Presentation on theme: "Suharsh Sivakumar December 11, 2010. A grid of cells where all the cells are governed by a common set of rules based on the number of adjacent neighbors."— Presentation transcript:
Suharsh Sivakumar December 11, 2010
A grid of cells where all the cells are governed by a common set of rules based on the number of adjacent neighbors. As generations go by, the rules work together to show very interesting phenomena in the big picture.
There were two ways I could define neighborhoods: Von Neumann- only four Moore – all eight I chose Moore, because it had “Moore” flexibility in the rules. Von Neumann and Moore neighborhoods.
There are three possible equilibriums: Prey go extinct and predators quickly follow. Both extinct Both extinct Only predators go extinct. Predators extinct Predators extinct Both prey and predators fluctuate around an equilibrium point. Both live Both live
Want to choose rules that will make the sinusoidal solution to the Lotka-Volterra Equations.Lotka-Volterra Equations To find this values I just guessed and checked until I found values that caused the program to maintained itself.
Each cell has the same set of rules for each of the three cases: where it is a predator, or prey, or empty square.
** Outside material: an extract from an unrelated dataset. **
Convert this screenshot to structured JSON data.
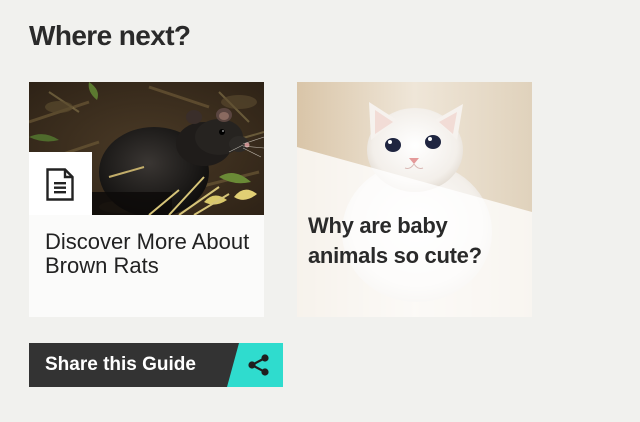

The rules for each square are dependent only on it immediate neighbors, but the Lotka Volterra Equations say nothing about immediate neighbors--- it only talks about the total number.
A predator cell lives (stays red) if there is prey around it. A predator cell dies (becomes black) if there is no prey around it. To model this I created a function that counts the number of prey around a cell. Then I used this to say: If prey > 0 then predator lives. Else predator dies.
A prey cell lives (stay green) if there aren’t enough predators to eat it. A prey cell dies (becomes black) if there are enough predators to eat it. If there are too many predators around a prey cell, then the predators eat and reproduce into the cell. (becomes red) If 0 < predators < 5 then prey remain alive. If predators > 4 then prey “becomes” predator. Else prey remains alive. To add overpopulation I counted the amount of prey around a cell and said if prey > 7 then the cell dies.
An empty cell becomes prey (becomes green) if there are more prey than predators. An empty cell becomes predator (becomes red) if there are more predators than prey. If no majority, the cell stays empty (stays black). If prey > predator then prey. If predator > prey – 1 then predator. Else empty.
This is the interesting one. Without overpopulation Without overpopulation Looks like the ratio of prey to predators fluctuates around 3.0. With overpopulation for prey With overpopulation Looks like the ratio of prey to predators fluctuates around 2.2. If you look at the numbers you can see that they fluctuate in a somewhat sinusoidal way.
If anyone want to make a cellular automaton of your own: Cellular Automaton Skeleton Cellular Automaton Skeleton You can edit it to have as many states you want, you will just have to also edit the rules. But the framework and definition of cells has already been done.